** TASK DESCRIPTION **
Go through the data below and gather each line containing "Silva".

[App and web page records]
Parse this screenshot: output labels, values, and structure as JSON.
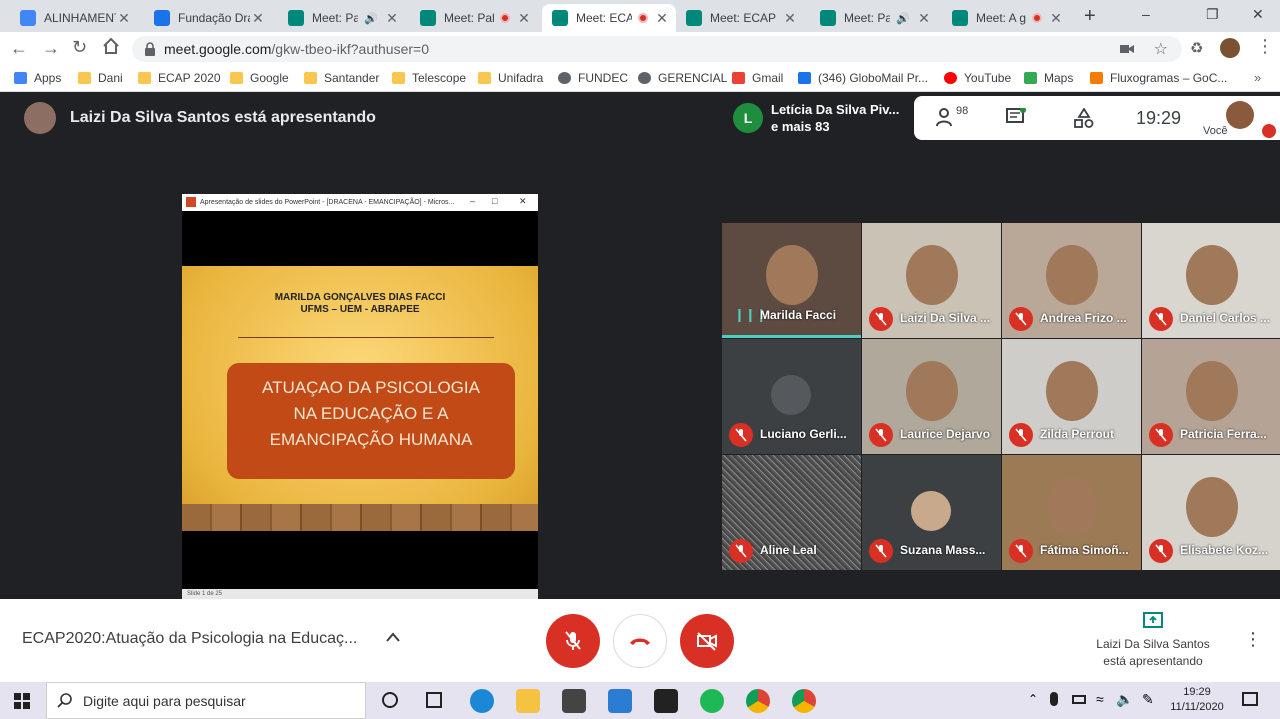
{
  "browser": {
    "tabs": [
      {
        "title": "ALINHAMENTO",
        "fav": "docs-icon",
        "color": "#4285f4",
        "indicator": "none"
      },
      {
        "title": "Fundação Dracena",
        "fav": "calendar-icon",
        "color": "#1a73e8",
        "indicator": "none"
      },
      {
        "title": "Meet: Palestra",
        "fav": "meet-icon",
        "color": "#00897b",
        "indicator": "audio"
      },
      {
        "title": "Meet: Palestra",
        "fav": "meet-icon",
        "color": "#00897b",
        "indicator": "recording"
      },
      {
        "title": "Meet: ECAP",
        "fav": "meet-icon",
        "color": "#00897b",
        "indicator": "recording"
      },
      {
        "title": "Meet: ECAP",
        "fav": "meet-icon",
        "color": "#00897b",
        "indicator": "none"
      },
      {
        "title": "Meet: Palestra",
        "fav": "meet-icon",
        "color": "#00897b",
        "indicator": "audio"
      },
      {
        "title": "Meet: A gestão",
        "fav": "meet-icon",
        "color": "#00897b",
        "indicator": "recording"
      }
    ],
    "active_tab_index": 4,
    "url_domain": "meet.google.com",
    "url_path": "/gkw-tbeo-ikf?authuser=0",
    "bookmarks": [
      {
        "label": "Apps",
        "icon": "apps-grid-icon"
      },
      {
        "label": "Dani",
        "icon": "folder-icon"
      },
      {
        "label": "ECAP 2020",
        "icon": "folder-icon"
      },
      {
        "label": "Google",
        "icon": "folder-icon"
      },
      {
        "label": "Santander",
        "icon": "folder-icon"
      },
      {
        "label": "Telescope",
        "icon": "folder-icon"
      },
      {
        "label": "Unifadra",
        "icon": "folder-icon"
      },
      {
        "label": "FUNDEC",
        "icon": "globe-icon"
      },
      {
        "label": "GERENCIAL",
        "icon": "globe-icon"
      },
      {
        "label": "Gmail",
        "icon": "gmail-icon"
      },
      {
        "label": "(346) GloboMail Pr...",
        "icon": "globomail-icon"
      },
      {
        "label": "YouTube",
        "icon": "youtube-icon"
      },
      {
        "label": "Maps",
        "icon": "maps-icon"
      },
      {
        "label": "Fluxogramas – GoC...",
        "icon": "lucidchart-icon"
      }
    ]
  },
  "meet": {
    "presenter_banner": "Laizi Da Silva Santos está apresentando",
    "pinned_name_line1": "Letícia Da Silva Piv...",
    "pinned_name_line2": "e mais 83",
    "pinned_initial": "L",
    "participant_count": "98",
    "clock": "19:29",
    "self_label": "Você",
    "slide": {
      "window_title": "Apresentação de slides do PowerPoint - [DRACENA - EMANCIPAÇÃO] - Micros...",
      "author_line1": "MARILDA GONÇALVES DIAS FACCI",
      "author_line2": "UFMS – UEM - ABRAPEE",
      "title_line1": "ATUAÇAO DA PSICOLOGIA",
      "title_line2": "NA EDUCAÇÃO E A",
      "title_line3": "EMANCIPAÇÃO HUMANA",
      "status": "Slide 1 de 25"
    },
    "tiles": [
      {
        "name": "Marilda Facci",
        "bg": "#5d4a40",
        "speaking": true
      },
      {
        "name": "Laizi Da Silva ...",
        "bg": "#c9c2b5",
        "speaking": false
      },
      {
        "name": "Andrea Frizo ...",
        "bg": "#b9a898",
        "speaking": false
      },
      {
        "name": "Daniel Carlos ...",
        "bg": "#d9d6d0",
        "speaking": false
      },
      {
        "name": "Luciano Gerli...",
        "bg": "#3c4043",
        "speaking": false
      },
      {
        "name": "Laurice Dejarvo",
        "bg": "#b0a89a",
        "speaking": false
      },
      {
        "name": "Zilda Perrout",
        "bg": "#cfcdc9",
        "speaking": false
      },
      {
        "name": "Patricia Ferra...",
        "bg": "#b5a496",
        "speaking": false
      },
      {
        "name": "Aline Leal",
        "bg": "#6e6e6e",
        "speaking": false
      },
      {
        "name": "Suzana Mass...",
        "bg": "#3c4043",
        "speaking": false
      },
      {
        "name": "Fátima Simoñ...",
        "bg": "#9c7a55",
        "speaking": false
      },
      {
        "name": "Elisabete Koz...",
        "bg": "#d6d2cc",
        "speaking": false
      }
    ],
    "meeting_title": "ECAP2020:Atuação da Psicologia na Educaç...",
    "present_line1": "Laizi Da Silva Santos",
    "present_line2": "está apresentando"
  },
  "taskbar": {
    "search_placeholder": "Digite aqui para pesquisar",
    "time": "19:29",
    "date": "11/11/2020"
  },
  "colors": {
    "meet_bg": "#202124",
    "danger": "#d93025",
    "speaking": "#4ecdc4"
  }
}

** TASK RESPONSE **
    "presenter_banner": "Laizi Da Silva Santos está apresentando",
    "pinned_name_line1": "Letícia Da Silva Piv...",
        "name": "Laizi Da Silva ...",
    "present_line1": "Laizi Da Silva Santos",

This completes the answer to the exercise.